With the pandemic lull in air travel, Delta decided it was a great time to speed up its construction projects. And so, more than a year early, the airline is preparing to open the first part of the new Terminal 3 at LAX on April 20. There was a ceremony on Tuesday to celebrate along with a tour of the parts that will open first, and I was able to tag along.
When Delta moved over to Terminal 2 and 3, it had a plan to create the SkyWay, Delta’s gateway from LA that would not only improve both terminals but also connect with the Bradley Terminal. The old layout looked like this:
Terminal 2 had recently undergone a renovation, so it didn’t need much work, but Terminal 3 was easily the worst terminal in the airport. Many airlines had gone through that place, including the original tenant, TWA, but unlike the other terminals it had barely been changed. The satellite building remained in the same shape as when it was built, only connected by a narrow and nearly useless connector from the ticketing area that had only a single gate on it.
When Los Angeles World Airports (LAWA) approved a plan to build a people mover down the spine of the airport, it created an opportunity to consolidate every terminal. Now, though there will be two access points from the people mover into Terminals 2 and 3, the goal is to funnel everyone into a single ticketing area, single checkpoint, and a massive Sky Club on top of the connectors between the two terminals.
To accomplish this, Terminal 3 was shut down entirely and almost completely rebuilt. The large ticketing area in Terminal 3 has a nice slanted wood finish on the roof which feels remarkably open compared to the old setup. Also, behind the counters is a very long video board that Delta was using to show off photos while we were there.
It’s not just about being pretty, however. Here it is with some actual information being shown.
Eventually, they expect this to be the primary — and possibly only — ticketing area. It is quite large and has a small but growing army of kiosks already installed.

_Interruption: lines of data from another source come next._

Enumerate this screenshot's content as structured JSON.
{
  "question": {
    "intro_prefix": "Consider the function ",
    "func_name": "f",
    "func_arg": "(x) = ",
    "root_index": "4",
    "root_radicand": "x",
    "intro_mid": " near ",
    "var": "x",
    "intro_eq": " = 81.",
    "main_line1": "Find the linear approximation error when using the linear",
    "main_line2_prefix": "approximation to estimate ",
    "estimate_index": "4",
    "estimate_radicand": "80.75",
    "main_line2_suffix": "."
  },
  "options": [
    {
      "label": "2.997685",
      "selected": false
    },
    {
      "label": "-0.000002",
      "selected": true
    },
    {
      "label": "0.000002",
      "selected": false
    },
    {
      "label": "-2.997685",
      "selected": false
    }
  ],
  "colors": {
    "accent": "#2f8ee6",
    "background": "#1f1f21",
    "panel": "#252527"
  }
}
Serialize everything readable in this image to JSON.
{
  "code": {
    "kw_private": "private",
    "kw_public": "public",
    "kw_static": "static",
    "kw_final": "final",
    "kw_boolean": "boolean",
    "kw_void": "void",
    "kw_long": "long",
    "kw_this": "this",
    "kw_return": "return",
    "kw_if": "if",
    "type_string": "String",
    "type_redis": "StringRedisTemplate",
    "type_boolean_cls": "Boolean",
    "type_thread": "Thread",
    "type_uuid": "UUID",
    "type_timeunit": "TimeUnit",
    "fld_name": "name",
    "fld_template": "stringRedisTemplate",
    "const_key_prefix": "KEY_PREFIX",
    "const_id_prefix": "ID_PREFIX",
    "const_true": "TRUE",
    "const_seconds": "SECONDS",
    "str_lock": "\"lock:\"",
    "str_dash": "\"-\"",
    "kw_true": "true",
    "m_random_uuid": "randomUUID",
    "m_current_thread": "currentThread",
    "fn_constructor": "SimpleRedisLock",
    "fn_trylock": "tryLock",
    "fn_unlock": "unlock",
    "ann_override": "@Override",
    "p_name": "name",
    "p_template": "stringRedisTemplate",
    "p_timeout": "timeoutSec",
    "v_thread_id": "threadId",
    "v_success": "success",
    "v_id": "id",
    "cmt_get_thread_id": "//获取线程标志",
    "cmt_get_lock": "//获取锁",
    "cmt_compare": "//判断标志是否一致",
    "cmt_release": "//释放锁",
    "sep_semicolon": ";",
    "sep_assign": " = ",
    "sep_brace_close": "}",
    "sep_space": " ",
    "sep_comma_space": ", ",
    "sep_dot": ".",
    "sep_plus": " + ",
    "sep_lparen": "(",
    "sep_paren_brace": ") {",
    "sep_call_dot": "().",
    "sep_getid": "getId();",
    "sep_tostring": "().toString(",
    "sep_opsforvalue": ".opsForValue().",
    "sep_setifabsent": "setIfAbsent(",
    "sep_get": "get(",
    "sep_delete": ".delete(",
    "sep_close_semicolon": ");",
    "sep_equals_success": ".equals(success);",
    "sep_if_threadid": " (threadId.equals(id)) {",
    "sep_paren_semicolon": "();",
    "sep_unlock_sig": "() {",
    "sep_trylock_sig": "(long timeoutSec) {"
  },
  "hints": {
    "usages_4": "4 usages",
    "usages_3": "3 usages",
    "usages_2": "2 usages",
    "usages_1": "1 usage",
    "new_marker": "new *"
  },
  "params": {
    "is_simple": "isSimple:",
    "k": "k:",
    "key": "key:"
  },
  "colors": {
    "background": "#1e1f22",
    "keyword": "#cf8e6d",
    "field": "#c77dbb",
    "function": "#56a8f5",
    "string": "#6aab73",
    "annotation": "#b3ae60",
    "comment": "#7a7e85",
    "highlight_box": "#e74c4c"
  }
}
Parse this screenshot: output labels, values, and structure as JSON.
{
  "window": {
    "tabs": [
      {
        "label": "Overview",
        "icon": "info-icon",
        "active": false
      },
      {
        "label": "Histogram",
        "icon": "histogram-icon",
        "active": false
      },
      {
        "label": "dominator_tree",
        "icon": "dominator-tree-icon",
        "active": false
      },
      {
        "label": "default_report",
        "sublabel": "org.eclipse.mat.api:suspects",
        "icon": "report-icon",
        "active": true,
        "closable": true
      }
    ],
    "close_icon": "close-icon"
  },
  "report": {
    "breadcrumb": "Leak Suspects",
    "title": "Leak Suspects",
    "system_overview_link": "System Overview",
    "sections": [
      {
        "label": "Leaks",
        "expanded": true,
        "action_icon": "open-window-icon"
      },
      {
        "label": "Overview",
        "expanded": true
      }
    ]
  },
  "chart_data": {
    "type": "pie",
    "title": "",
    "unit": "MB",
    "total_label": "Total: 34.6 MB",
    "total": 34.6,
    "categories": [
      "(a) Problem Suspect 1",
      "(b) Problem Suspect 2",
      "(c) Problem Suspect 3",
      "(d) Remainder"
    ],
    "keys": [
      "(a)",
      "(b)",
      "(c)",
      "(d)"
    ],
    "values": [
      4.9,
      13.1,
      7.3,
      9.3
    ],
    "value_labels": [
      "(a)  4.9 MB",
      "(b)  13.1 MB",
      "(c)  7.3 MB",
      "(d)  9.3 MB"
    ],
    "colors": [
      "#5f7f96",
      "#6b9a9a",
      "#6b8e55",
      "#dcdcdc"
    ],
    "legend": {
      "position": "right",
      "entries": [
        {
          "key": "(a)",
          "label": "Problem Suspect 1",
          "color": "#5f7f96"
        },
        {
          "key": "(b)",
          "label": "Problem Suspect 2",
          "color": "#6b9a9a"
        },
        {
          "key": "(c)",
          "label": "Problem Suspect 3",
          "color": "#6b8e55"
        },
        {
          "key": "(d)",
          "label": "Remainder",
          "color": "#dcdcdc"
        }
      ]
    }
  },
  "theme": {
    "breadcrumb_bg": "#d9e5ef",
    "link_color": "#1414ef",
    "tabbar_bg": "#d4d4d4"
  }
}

On the east side, travelers will be able to walk right into the Terminal 2 ticketing area with its existing counters. Some of those may stick around for partners, but it sounds like much of it, including the existing security checkpoint entrance which is under the glass structure in T2, will be closed. It’s not clear to me what they will eventually use the area for, but I suppose there’s time to figure that out.
Right in between the check-in counters for T2 and T3 lies a new giant escalator bank which goes down toward baggage claim. These six carousels will be the only baggage claim Delta uses for domestic flights.
There was some confusion on the Delta comms team about this, but as I understand it, there will continue to be a customs and immigration facility (FIS) in Terminal 2 and the facility in the Bradley Terminal will be an option as well. International arrivals will pass through one of those places and then it will be a quick jaunt through the security checkpoint to get back landside for domestic connections.
If instead of going down those escalators you go up, then you get into a high-ceilinged top level which will connect with the T2 people mover bridge.
In this photo, the escalator is just to my right and the bridge is behind and to the left. But straight ahead is the entrance to the consolidated security checkpoint which will also have an entrance from the T3 people mover bridge on the far side.
The security checkpoint will open on April 20 with seven lines, but that will double by the summer when it is fully built out.
After going through security, you are not going to want to move. The huge picture windows have a sweeping view of the north runways, into the westside, and beyond toward downtown LA itself. A storm had just cleared out on Tuesday and the Hollywood Sign was easily visible in the distance.
At this point, travelers can walk left to go to the Bradley Terminal behind security and to the new T3 concourse which is not yet ready for primetime. You can see it taking shape in this picture.
The three gates you can see above will open in May. The building at the far end is actually the old T3 satellite building which, while still having the same pillars as the original, is completely redone. Those gates will open in summer and fall, followed by some on the far side of the terminal before it is complete. Unfortunately, they did not let us go into see the concourse as a work in progress.
If you turn right after security, you go to Terminal 2 (and 1 beyond now that a behind-security connector is open there) along with the entrance to the new, massive Sky Club.
After entering, you take an escalator up to the top level. To the right is a food station and there are windows throughout.
Straight ahead is a bar, and behind that is an outdoor Sky Deck.
It’s not much to look at yet while they still work on it, but the view again can’t be beat.
Further to the left there is an indoor viewing area which, though currently furniture-less, looks like the place to be on the rare day when the weather isn’t great for being outside.
Beyond that is an entrance to the shower and rest rooms.
There was even more beyond that, but it was curtained off, so I couldn’t see what was going in there, but it looked like maybe another bar.
Toward the front, Delta has installed some private phone booths that block out most sounds.
I spent a little time in there and enjoyed the silence as the crowd around us — filled with dignitaries and sales invitees — schmoozed, drank, and snacked.
And that is what will open on April 20. I couldn’t see the connector to T2 since this area is not yet behind security, but there’s little doubt that this will be a huge improvement for Delta travelers. Seeing the long lines snaking out the door of T2 when I was done reminded me just how tough it has been to run a two terminal airline in one terminal in recent months. That pain will soon start to dissipate.